Zuma Speech Is Sideshow as South Africa’s Malema Plots ChaosAmogelang Mbatha
South African President Jacob Zuma’s annual state-of-the-nation speech in Parliament on Thursday is being keenly anticipated for reasons that have nothing to do with what he will have to say.
While Zuma, 72, will seek to lay out the government’s plans to bolster the economy this year, the public will be watching whether the Economic Freedom Fighters, the second-largest opposition party, follows through on a threat to disrupt the event. The EFF, led by the ruling party’s former youth leader Julius Malema, wants Zuma to respond to demands to refund taxpayers’ money used to renovate his private home.
“We have an appointment with Jacob Zuma on Thursday,” EFF spokesman Mbuyiseni Ndlozi said in an e-mailed statement on Feb. 10. “We do not believe that Zuma will come to be held accountable in Parliament. The EFF will ask questions to Zuma during the state-of-the-nation address.”
South Africa’s graft ombudsman found that Zuma unduly benefited from a state-funded 215-million-rand ($18.2 million) home renovation and recommended that he repay part of the money. Zuma denied authorizing the makeover and a panel of ruling African National Congress lawmakers cleared him of any wrongdoing.
Zuma is scheduled to give his speech in the National Assembly at 7 p.m. local time. When he last addressed the legislature in August, he was heckled by EFF lawmakers wearing red coveralls, construction helmets and maids outfits, chanting “pay back the money.”
Riot police were called into parliament on Nov. 13 to eject an EFF member who called Zuma a “thief” and refused to withdraw her remark. Several opposition lawmakers said they were assaulted when they intervened.
“This whole situation shows that there’s a lot of frustration and anger because people’s expectations of the ANC have not been met and the EFF is channeling that frustration,” Daryl Glaser, a political analyst at the Johannesburg-based University of the Witwatersrand, said by phone on Wednesday. “This is symptomatic of the fact that the ANC is on the defensive and things are not going well in the country in general.”
The National Education Health and Allied Workers’ Union said some of its members won’t work overtime for the state-of-the-nation speech, according to an e-mailed statement from Parliament on Thursday. That will affect catering, transportation and ushering services, it said.
Fifty-one percent of 3,608 adults polled by research company Ipsos in October and November last year rated Zuma’s performance as president as adequate. That’s down from 69 percent of respondents interviewed in 2009, the year Zuma first took office.
The EFF, which advocates the nationalization of mines, banks and land, has capitalized on public discontent at what the party says is the government’s slow pace of building houses and creating jobs in an economy where almost one in four is unemployed.

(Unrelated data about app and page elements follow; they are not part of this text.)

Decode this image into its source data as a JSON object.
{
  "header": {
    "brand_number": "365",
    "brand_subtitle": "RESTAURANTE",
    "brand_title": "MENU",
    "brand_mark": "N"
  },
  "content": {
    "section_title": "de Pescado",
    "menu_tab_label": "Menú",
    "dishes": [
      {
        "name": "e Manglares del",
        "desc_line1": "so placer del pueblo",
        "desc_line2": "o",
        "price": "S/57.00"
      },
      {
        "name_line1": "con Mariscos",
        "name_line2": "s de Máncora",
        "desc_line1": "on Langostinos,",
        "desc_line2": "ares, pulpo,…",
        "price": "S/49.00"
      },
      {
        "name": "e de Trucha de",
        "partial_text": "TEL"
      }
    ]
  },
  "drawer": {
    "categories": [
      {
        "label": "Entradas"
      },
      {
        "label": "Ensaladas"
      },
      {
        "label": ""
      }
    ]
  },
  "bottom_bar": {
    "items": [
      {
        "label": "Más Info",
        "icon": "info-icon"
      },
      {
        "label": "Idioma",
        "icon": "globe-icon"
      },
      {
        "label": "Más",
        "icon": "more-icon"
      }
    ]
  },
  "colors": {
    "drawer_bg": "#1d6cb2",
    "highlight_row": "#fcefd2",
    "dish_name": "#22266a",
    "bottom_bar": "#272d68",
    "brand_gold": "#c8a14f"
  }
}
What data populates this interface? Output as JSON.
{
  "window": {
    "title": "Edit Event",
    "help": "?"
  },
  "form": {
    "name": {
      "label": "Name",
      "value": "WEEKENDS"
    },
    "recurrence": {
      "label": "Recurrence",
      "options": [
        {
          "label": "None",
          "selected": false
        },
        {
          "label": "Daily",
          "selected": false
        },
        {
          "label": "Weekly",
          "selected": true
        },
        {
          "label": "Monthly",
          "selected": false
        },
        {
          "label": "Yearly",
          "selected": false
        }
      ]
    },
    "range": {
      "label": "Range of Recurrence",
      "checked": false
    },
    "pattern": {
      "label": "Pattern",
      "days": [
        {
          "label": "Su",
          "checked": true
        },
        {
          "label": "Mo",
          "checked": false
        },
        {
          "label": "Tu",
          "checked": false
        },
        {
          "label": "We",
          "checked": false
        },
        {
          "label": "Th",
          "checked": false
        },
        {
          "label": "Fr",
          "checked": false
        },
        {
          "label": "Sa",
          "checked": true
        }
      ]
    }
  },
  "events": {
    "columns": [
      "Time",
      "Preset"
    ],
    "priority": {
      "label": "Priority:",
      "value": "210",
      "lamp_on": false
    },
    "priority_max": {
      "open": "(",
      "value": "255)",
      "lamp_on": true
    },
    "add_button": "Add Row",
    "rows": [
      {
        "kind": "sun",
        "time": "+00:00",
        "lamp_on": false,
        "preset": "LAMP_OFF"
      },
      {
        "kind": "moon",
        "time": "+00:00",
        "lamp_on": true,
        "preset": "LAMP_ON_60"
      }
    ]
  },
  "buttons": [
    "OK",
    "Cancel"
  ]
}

The party, which Malema formed more than a year after being expelled from the ANC, secured 25 seats in the 400-seat legislature after winning 6.4 percent of the vote in the May elections.
Zuma told newspaper editors on Feb. 8 that Baleka Mbete, the speaker of parliament and a senior ANC member, was responsible for maintaining order in the National Assembly and he isn’t concerned about his speech being interrupted, according to Johannesburg-based Business Day newspaper.
“The EFF and all its members are not intimidated by the security forces that seek to undermine Parliament,” Ndlozi, the party spokesman, said in an e-mailed statement on Thursday. “We will never be threatened by those who undermine institutions of democracy.”
The party has been told the police plan to arrest its members, he said.
“At some stage the EFF has to think of more creative ways of getting their message across,” Glaser said. “There are parliamentary rules and the EFF has been violating them. Continuing with this tactic indefinitely will eventually undermine parliamentary and constitutional democracy.”
The Democratic Alliance, the biggest opposition party, said the state-of-the-nation address should focus on the real issues confronting South Africa, including power outages, poverty and unemployment.
Africa’s second-largest economy grew an estimated 1.4 percent last year, the slowest pace since the 2009 recession, as strikes and power shortages curbed output. Eskom Holdings SOC Ltd. has implemented rolling blackouts for nine consecutive days as it struggles to meet demand.
There’s a “low to medium” probability of power cuts on Thursday because the system remains constrained, the state-owned electricity utility said.
“South Africans do not want to see constant bickering and fights amongst politicians,” DA Parliamentary leader Mmusi Maimane said in an e-mailed copy of a speech on Wednesday. “We will not join a circus in the National Assembly.”